===== Source material

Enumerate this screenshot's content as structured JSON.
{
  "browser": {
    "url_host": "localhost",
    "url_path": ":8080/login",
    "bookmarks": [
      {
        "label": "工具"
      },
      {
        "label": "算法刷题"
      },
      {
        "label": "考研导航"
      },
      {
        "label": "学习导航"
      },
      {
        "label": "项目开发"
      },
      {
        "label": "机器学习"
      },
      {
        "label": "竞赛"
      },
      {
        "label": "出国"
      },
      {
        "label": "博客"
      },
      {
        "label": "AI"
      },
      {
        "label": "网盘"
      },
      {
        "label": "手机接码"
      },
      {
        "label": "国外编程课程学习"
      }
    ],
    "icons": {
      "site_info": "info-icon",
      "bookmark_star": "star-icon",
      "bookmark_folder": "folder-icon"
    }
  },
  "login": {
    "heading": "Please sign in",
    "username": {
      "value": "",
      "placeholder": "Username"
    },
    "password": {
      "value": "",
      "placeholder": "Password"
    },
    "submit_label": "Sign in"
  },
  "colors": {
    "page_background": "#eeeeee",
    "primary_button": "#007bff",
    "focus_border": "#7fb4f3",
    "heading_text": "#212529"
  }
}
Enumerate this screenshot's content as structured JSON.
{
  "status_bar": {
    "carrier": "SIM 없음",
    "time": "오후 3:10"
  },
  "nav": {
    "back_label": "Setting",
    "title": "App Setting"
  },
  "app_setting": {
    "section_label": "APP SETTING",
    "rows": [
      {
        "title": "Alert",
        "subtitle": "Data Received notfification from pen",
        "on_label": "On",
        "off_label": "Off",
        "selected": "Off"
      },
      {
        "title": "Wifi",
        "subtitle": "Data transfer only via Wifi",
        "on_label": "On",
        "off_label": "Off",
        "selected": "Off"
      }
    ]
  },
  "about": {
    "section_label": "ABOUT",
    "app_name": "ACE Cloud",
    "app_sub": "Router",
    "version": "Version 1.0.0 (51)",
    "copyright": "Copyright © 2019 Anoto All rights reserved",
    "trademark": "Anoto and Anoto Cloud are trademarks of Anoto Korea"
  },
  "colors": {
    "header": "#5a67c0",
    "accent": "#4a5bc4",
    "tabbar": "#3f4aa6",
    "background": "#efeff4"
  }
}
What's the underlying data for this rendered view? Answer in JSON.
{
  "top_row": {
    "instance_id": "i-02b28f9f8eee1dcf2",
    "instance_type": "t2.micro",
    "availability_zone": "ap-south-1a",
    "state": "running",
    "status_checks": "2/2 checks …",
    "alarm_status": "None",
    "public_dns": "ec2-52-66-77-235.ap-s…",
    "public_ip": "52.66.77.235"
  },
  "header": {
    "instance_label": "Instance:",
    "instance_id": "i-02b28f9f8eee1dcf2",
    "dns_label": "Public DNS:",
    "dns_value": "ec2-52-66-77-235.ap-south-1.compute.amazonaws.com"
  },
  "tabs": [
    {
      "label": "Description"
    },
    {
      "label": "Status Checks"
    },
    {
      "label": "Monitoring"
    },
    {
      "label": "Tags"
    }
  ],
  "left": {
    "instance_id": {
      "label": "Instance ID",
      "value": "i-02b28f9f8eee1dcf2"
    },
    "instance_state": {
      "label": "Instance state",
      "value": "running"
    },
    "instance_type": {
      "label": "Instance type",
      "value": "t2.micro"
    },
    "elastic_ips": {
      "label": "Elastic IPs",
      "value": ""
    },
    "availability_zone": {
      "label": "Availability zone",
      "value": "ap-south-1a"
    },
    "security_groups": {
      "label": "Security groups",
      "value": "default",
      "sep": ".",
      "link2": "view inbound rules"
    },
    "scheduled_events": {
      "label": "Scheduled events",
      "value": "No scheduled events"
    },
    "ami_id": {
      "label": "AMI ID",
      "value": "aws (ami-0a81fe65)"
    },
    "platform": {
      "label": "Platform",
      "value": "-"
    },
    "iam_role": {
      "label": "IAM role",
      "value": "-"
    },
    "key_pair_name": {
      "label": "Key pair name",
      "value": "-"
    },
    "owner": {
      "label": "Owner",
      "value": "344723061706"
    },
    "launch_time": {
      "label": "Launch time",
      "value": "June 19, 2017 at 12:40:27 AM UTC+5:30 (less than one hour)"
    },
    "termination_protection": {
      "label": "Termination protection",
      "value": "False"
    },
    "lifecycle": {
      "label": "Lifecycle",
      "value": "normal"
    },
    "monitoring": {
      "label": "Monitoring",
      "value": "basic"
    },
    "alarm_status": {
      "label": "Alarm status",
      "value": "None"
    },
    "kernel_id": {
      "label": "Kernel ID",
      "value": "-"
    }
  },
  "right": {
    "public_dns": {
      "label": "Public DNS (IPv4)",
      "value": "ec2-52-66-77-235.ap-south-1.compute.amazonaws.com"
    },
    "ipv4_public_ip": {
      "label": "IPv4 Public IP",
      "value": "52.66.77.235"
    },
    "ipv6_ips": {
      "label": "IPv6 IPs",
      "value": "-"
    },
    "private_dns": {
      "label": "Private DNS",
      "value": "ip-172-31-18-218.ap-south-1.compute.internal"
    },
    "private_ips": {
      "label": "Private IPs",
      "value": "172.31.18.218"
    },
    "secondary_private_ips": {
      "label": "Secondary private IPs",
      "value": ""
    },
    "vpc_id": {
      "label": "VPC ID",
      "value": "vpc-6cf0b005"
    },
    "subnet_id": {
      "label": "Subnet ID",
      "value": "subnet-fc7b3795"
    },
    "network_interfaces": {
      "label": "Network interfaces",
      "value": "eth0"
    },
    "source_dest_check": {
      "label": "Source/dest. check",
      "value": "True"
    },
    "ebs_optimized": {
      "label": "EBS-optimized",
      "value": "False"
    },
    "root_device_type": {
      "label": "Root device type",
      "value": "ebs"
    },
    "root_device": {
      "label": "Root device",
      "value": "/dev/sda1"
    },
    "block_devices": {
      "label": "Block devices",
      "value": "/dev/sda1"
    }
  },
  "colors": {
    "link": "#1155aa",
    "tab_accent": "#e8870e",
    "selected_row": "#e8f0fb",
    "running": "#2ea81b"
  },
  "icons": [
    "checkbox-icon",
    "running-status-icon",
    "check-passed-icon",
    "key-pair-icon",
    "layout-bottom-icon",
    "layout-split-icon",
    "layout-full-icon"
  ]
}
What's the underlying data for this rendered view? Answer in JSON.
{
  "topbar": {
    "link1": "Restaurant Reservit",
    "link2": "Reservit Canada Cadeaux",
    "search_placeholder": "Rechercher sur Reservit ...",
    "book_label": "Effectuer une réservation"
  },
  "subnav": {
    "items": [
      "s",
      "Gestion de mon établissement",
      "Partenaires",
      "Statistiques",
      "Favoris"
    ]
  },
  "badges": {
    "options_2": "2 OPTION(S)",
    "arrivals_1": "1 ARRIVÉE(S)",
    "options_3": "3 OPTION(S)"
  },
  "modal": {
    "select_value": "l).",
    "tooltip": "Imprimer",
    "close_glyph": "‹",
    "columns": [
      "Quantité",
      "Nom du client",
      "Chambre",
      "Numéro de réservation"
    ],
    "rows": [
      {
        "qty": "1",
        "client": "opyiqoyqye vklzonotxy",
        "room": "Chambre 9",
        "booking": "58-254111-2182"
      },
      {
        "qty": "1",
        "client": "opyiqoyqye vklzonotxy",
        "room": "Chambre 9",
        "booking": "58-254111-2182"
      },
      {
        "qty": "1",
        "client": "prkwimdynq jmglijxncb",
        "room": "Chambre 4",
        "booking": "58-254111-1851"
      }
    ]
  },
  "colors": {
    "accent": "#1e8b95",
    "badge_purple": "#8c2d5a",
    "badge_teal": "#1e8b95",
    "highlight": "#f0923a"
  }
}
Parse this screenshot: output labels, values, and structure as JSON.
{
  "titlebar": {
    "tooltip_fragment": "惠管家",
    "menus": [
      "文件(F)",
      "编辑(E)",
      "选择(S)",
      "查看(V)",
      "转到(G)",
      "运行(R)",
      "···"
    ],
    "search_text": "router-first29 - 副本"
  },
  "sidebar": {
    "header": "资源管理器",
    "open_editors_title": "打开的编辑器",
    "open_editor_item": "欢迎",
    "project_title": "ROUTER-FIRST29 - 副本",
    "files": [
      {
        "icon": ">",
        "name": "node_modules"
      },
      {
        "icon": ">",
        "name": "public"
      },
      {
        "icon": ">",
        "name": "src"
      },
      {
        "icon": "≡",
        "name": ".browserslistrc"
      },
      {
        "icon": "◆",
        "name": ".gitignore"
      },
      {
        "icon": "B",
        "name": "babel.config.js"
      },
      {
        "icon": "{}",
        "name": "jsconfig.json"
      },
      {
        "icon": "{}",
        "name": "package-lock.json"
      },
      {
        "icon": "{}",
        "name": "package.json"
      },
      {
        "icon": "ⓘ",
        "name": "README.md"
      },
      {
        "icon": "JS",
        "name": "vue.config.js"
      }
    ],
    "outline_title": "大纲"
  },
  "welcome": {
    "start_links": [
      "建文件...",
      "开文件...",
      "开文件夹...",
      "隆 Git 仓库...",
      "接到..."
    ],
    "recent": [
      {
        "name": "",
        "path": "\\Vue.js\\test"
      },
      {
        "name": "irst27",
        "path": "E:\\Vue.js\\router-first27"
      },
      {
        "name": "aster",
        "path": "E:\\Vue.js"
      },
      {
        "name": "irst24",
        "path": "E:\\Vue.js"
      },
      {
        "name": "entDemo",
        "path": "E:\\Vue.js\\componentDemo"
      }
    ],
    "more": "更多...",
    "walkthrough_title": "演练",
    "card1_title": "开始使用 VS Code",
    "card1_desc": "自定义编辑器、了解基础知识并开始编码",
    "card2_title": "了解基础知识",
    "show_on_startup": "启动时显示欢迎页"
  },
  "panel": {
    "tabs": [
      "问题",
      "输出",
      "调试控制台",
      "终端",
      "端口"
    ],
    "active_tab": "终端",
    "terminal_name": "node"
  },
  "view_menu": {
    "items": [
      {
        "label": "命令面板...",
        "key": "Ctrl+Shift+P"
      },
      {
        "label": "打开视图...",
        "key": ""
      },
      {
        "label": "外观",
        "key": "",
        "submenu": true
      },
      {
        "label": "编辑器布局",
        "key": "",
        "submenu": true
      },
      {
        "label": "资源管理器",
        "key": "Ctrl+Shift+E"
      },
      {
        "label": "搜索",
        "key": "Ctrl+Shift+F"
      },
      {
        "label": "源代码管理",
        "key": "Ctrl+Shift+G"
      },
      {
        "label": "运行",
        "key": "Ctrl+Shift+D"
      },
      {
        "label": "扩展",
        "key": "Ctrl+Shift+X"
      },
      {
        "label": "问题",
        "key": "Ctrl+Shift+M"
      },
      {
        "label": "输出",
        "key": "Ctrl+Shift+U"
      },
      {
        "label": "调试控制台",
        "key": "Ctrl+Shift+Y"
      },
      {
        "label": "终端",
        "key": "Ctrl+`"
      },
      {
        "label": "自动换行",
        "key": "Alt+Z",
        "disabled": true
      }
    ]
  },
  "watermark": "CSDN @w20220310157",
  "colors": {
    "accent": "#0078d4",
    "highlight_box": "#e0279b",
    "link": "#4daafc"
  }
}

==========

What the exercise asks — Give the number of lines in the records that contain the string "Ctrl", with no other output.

Written answer — 10